Dirt, turf, and synthetic: An introduction to racing surfaces
You know how tennis is played across three court surfaces — hard courts, clay courts, and grass courts? Horse racing is pretty much the same.
In racing, three racetrack surfaces are commonplace around the globe — dirt, turf, and synthetic. But not all surfaces are created equal, and some horses show a preference for one footing over the others.
Let’s dive into the world of racing surfaces and take a closer look at each type.
Unlike in Europe, where the best horse racing takes place on grass, North America counts dirt as its primary racing surface. Dirt tracks have been around for centuries, and all three Triple Crown races (the Kentucky Derby, Preakness S., and Belmont S.) are contested on dirt.
Maintaining a modern dirt track is part science and part work of art. Compositions vary from track to track, depending on local weather conditions. Rainfall has a significant impact on dirt tracks and can reduce conditions from fast (the standard dry track) to good, sloppy, or muddy. When rain is in the forecast, maintenance crews often “seal” a dirt track, which means they compress the top layer, so water skims off the top instead of soaking into the ground.
Rainfall can also be tied to track biases, which can provide advantages to frontrunners, closers, or horses in certain lanes.
But as a general rule, early speed is an asset in dirt racing. Pace players enjoy an advantage over stretch-running rivals.
Turf (or grass) racing is prominent in Europe, where it has long been the surface of choice for historic racecourses in England, Ireland, and France.
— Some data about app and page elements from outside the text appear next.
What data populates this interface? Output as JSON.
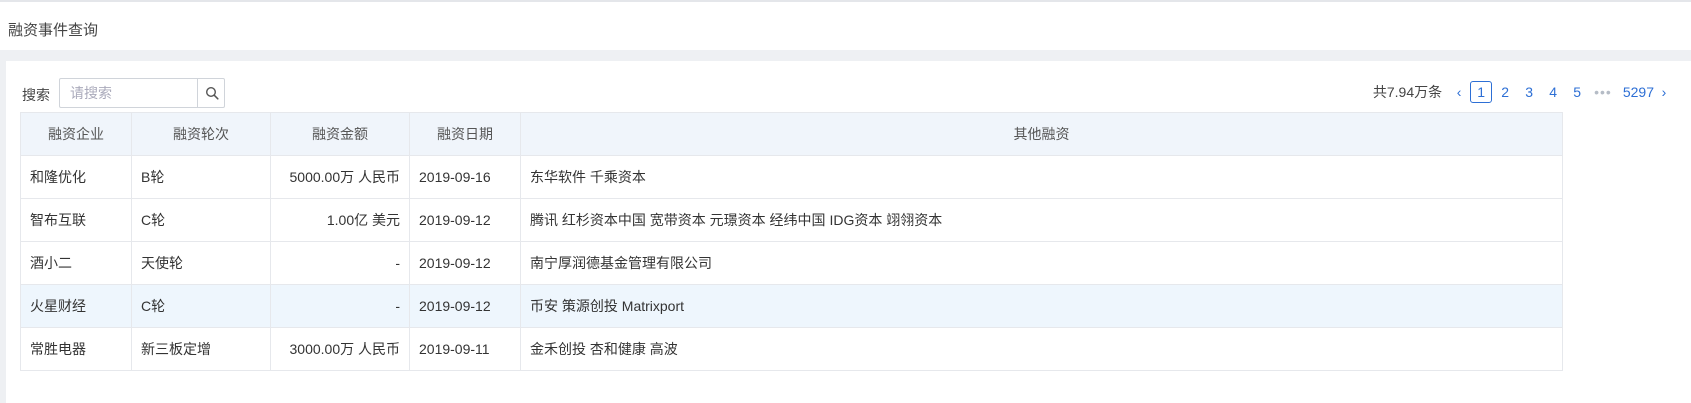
{
  "page": {
    "title": "融资事件查询"
  },
  "search": {
    "label": "搜索",
    "placeholder": "请搜索"
  },
  "pagination": {
    "total": "共7.94万条",
    "pages": [
      "1",
      "2",
      "3",
      "4",
      "5"
    ],
    "current": "1",
    "ellipsis": "•••",
    "last": "5297"
  },
  "table": {
    "columns": [
      "融资企业",
      "融资轮次",
      "融资金额",
      "融资日期",
      "其他融资"
    ],
    "rows": [
      {
        "company": "和隆优化",
        "round": "B轮",
        "amount": "5000.00万 人民币",
        "date": "2019-09-16",
        "investors": "东华软件 千乘资本"
      },
      {
        "company": "智布互联",
        "round": "C轮",
        "amount": "1.00亿 美元",
        "date": "2019-09-12",
        "investors": "腾讯 红杉资本中国 宽带资本 元璟资本 经纬中国 IDG资本 翊翎资本"
      },
      {
        "company": "酒小二",
        "round": "天使轮",
        "amount": "-",
        "date": "2019-09-12",
        "investors": "南宁厚润德基金管理有限公司"
      },
      {
        "company": "火星财经",
        "round": "C轮",
        "amount": "-",
        "date": "2019-09-12",
        "investors": "币安 策源创投 Matrixport"
      },
      {
        "company": "常胜电器",
        "round": "新三板定增",
        "amount": "3000.00万 人民币",
        "date": "2019-09-11",
        "investors": "金禾创投 杏和健康 高波"
      }
    ]
  },
  "colors": {
    "accent": "#2d6fd5",
    "header_bg": "#f0f5fb",
    "hover_row": "#eef6fd"
  }
}
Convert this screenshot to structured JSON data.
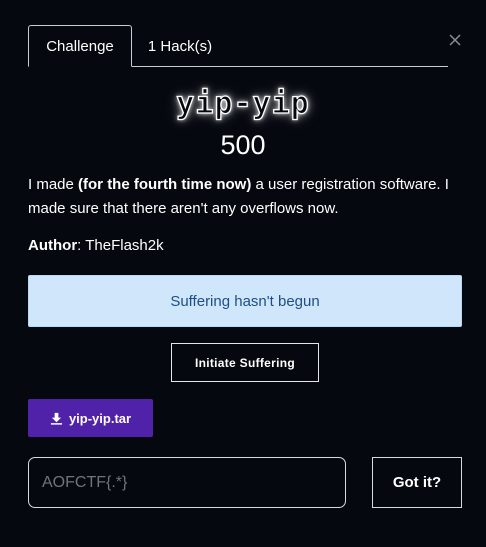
{
  "tabs": [
    {
      "label": "Challenge",
      "active": true
    },
    {
      "label": "1 Hack(s)",
      "active": false
    }
  ],
  "challenge": {
    "name": "yip-yip",
    "points": "500",
    "description_parts": [
      "I made ",
      "(for the fourth time now)",
      " a user registration software. I made sure that there aren't any overflows now."
    ],
    "author_label": "Author",
    "author_separator": ": ",
    "author_name": "TheFlash2k"
  },
  "status_message": "Suffering hasn't begun",
  "action_button": "Initiate Suffering",
  "file": {
    "name": "yip-yip.tar",
    "icon": "download-icon"
  },
  "flag_input": {
    "placeholder": "AOFCTF{.*}",
    "value": ""
  },
  "submit_button": "Got it?",
  "icons": {
    "close": "close-icon",
    "download": "download-icon"
  },
  "colors": {
    "background": "#05080f",
    "alert_bg": "#d0e6fb",
    "alert_text": "#1d4f86",
    "file_button": "#5021a9"
  }
}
But turf racing also gained popularity in the U.S. during the 1950s and 1960s, and many tracks installed grass courses inside main dirt tracks.
Turf races tend to unfold differently than dirt races. Turf routes (held over one mile or farther) have a tendency to unfold at a slower early pace, followed by a rapid sprint to the finish line. Whereas early speed is a significant advantage on dirt, turf races are often won by the horse who can sprint the fastest over the final quarter-mile.
But turf shares one commonality with dirt — sensitivity to rain. A dry turf course is labeled firm, but this rating can be downgraded to good, yielding, or soft, depending on how much rain falls. On days when the grass is soaked with rain, tracks will often cancel turf racing and transfer the scheduled races to their dirt or synthetic tracks instead.
The term “synthetic” (or “all-weather”) is something of a catch-all category for a variety of manufactured racing surfaces comprised of materials like sand, rubber, synthetic fibers, wax, and more. They are suitable for racing under challenging weather conditions, as they’re not affected by cold weather or rain to the same extent as dirt and turf courses.
Synthetic racing surfaces are installed around the world and first rose to prominence in North America during the mid-2000s. At the time, many major racetracks replaced their dirt surfaces with synthetic options like Cushion Track, Polytrack, Pro-Ride, and Tapeta.
However, recent years have seen a widespread return to dirt, with only a handful of synthetic tracks remaining in North America. Golden Gate Fields, Presque Isle Downs, Turfway Park, and Woodbine all have Tapeta surfaces, while Arlington Park has a Polytrack course.
Early on, synthetic surfaces gained a reputation for playing more like turf than dirt, with grass horses enjoying more success over the synthetic footing than dirt horses. But it’s arguably better to view each synthetic surface as its own entity, with a special set of quirks, rather than group them as a whole.
It’s the opinion of this handicapper that Polytrack favors turf horses more strongly than Tapeta, with the latter serving as a fairer bridge between dirt and turf. But ask another handicapper and you might hear a different opinion.